Imagine a National Health Service that had selection criteria on the basis 'we will only treat certain people we regard as worth saving'. Now imagine a state school system based on the premise that only advantaged children will go to the 'good' schools. Now take a look at this statement:
'Existing schools will be allowed to apply to become grammar schools and select according to ability and aptitude. Selection ages will be flexible and determined by the school in consultation with the local authority.'
The result of such a strategy would be to entrench a two tier system in our state schools. The 'good' schools will select on 'academic ability'. We have of course been here before in the old system of Grammar and Secondary Modern Schools. Some might argue that it is as good idea because it ensures a good education for the brightest pupils. It will condemn those deemed less academically gifted to second rate schools.
You will note that the policy as stated doesn't say 'we will ensure that ALL pupils have the opportunity for education at the highest standards. It simply wants to restore the old system. It does say that selection ages will be flexible.

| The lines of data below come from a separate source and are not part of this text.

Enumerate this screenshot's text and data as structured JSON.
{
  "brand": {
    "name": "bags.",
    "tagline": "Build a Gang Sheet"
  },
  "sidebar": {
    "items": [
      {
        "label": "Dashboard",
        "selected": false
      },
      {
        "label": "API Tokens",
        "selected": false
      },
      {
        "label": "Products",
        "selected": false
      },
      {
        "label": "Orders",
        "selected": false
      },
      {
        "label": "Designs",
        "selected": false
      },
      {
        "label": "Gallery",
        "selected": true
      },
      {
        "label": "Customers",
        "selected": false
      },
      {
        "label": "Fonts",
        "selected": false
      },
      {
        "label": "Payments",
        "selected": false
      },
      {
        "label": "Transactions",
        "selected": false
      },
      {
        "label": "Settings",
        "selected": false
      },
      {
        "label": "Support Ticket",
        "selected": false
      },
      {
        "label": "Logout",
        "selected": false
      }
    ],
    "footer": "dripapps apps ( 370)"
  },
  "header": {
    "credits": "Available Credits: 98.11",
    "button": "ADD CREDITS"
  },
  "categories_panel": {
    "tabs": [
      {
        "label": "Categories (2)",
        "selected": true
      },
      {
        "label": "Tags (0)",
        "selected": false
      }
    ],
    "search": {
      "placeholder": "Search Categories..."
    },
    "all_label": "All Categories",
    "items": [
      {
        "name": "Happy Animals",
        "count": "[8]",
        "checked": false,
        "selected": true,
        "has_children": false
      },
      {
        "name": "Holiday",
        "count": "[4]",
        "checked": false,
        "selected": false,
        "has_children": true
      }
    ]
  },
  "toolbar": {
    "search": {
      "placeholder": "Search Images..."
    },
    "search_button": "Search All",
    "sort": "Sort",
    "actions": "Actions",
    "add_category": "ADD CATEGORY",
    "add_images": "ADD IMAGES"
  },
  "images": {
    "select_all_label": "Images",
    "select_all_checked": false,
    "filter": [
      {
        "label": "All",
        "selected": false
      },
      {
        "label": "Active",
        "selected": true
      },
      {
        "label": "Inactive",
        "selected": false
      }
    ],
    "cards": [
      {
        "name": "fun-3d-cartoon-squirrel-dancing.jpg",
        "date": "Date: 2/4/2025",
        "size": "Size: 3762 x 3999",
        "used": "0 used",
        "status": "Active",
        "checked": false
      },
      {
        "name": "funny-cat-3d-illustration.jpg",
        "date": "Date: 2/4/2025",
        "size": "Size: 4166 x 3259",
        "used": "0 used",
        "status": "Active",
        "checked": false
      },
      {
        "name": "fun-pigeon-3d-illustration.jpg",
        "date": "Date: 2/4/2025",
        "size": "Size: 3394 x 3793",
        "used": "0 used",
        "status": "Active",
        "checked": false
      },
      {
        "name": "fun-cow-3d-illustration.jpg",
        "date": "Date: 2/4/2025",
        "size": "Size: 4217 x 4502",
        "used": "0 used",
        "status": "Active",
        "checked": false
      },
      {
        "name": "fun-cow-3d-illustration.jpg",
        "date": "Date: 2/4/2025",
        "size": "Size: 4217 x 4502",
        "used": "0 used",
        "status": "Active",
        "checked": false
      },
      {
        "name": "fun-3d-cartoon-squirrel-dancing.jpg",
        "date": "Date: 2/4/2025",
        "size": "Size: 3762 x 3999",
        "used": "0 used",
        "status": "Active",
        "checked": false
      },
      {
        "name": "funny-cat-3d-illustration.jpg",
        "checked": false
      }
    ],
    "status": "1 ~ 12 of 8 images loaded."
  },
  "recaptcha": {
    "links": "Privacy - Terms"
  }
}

But does anyone doubt that most selection will take place at 11? Of course it will, because that is the age at which most pupils move to secondary education.
It is extraordinarily silly to take a day in the life of a child at aged 11 and on that date determine their 'aptitude'. Children develop at different rates not just in intellectual ability and understanding but in maturity. That is what was so wrong-headed about selection at 11.
New statistics released by Buckinghamshire Grammar Schools, the body which represents the county’s 13 selective schools is very instructive. It shows that only 16% of children from Aylesbury Vale – Bucks’ poorest district – passed the test, compared to 37% in the Chilterns – the county’s richest. There was a 64% pass rate for children in private education and only 4% for children on free school meals. Do we really think this reflects their true learning potential? Or do we suppose it reflects a pre-existing social and economic advantage? I know which of these is likely to be the answer.
To push for Grammar Schools and selection on grounds of 'ability' will simply entrench inequality of opportunities. It entrenches unfairness which affects the life chances of a generation.
So whose policy does this article give. You might assume it gives the Conservative Party policy. It doesn't. It gives UKIPs policy on secondary education.
It is often difficult to pin UKIP down on policy details. This one however is entrenched on the UKIP website under the heading 'What a UKIP government will do.'
UKIP will entrench the unfairness that exists in educational opportunities for our children and thus their life chances.